■ What this task involves
In the data below, how many lines contain the word "Reference"? Answer with the number alone.

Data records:

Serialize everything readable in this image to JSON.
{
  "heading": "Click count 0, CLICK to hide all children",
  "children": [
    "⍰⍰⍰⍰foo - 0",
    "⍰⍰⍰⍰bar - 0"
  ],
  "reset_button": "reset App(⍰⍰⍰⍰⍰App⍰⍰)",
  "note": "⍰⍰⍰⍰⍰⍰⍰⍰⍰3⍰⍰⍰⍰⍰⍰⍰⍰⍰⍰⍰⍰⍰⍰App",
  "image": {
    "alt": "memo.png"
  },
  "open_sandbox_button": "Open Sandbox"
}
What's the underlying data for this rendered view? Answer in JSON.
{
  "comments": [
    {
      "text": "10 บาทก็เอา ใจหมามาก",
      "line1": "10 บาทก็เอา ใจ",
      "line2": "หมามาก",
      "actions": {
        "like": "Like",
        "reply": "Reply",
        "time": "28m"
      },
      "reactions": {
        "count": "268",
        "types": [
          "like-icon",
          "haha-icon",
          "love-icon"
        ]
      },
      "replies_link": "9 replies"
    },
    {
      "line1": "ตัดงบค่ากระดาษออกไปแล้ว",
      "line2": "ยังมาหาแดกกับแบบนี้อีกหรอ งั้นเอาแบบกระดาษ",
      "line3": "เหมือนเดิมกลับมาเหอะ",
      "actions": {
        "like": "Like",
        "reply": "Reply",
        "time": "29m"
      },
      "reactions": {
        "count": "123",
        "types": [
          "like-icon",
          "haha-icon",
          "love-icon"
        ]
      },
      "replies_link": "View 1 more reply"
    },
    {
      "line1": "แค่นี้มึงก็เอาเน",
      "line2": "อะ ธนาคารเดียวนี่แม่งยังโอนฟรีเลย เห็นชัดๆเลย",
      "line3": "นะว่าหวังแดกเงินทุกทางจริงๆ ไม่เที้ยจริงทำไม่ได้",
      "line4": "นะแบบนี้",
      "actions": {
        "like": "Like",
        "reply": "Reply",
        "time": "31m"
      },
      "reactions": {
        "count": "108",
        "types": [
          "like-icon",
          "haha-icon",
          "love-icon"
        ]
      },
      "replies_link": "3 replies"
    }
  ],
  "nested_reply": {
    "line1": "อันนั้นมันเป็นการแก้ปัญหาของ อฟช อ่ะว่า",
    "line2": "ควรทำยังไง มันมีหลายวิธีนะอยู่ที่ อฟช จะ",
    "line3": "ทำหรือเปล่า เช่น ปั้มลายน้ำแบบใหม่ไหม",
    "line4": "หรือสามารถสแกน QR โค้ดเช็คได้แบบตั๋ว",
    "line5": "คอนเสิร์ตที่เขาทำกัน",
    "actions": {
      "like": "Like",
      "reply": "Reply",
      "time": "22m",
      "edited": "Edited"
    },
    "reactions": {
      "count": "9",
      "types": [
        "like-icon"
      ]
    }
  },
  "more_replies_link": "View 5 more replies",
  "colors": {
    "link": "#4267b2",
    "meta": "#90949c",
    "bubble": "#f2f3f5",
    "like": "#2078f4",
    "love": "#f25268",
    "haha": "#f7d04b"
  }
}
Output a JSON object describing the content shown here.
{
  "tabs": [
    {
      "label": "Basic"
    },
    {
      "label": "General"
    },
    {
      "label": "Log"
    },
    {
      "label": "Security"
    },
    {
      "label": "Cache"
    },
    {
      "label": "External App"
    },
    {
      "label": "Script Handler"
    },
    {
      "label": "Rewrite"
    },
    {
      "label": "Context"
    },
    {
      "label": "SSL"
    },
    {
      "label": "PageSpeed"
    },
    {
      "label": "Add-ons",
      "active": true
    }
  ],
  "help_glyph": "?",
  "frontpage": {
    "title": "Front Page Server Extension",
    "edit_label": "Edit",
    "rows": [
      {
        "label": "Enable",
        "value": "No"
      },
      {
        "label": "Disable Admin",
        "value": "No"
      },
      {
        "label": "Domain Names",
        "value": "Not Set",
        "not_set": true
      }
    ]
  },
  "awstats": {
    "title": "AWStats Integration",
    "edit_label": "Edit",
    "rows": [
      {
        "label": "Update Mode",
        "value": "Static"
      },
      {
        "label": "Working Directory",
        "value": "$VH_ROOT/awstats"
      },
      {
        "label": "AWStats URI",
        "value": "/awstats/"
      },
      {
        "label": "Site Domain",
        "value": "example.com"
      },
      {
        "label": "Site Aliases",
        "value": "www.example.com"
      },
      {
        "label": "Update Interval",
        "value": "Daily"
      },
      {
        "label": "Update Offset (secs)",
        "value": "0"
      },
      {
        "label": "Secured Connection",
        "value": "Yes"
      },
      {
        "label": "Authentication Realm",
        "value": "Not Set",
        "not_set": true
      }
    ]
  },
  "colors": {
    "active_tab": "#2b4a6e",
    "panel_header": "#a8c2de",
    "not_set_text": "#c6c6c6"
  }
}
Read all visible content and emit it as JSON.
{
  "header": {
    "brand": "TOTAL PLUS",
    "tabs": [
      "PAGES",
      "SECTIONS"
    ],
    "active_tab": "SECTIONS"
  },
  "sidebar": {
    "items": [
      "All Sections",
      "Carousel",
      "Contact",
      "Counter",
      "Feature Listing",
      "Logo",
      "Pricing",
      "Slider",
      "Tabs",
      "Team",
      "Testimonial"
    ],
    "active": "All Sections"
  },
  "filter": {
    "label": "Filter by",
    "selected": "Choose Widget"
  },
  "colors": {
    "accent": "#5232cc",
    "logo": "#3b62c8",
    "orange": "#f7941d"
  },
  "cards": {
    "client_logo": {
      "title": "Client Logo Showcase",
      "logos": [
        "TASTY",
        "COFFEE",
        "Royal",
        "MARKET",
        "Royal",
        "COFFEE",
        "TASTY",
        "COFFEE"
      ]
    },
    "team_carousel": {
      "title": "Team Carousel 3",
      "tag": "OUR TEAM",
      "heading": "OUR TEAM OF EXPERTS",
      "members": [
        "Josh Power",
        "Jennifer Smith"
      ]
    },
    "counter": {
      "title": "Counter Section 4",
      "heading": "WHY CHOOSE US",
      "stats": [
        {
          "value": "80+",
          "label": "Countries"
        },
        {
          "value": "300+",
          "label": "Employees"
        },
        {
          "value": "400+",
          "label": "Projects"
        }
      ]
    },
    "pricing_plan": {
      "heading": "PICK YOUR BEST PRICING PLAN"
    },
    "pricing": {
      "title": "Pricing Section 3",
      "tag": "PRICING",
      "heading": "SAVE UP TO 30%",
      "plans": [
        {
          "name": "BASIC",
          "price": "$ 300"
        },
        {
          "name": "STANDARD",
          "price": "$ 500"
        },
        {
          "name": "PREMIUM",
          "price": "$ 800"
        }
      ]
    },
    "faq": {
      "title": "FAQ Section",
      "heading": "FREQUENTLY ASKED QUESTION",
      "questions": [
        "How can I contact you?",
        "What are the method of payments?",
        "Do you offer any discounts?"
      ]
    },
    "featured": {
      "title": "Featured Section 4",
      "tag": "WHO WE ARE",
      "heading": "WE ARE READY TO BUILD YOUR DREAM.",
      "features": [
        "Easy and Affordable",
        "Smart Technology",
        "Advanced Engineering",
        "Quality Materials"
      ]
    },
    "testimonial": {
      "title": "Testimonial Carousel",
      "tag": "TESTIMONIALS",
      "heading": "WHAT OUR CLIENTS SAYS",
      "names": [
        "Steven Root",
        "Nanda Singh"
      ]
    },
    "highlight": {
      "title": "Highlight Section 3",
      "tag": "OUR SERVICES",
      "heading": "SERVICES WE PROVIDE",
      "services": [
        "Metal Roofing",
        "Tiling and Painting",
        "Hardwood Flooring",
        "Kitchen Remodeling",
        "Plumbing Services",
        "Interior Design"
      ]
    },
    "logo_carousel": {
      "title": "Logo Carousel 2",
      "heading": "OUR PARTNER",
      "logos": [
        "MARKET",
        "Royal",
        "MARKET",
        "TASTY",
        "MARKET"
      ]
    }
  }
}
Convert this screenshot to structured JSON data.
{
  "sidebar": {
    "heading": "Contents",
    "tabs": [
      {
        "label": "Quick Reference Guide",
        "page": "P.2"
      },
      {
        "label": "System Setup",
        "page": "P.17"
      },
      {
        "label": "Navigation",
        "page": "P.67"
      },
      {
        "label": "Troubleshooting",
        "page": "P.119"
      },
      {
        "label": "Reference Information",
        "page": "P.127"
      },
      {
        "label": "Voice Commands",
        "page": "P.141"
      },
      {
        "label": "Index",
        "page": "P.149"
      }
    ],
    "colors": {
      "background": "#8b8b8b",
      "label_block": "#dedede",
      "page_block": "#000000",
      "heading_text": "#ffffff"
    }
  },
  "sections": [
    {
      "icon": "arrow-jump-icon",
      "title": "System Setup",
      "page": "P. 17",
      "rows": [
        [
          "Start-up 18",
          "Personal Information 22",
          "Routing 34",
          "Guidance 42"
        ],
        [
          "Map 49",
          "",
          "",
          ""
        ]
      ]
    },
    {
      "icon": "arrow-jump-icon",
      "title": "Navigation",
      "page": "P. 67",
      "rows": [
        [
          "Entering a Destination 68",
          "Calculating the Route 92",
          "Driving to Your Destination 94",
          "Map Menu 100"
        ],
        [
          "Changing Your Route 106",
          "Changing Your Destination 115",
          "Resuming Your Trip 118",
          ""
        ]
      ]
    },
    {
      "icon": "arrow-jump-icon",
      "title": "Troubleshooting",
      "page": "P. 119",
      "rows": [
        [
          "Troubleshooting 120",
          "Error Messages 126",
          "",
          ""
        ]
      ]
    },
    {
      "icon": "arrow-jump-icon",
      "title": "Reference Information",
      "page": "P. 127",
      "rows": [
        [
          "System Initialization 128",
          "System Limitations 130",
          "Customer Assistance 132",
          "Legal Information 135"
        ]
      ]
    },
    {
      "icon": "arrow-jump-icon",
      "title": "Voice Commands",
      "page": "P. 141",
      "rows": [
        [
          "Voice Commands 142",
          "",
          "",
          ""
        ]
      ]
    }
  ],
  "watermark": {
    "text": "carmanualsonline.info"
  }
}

■ Task output
3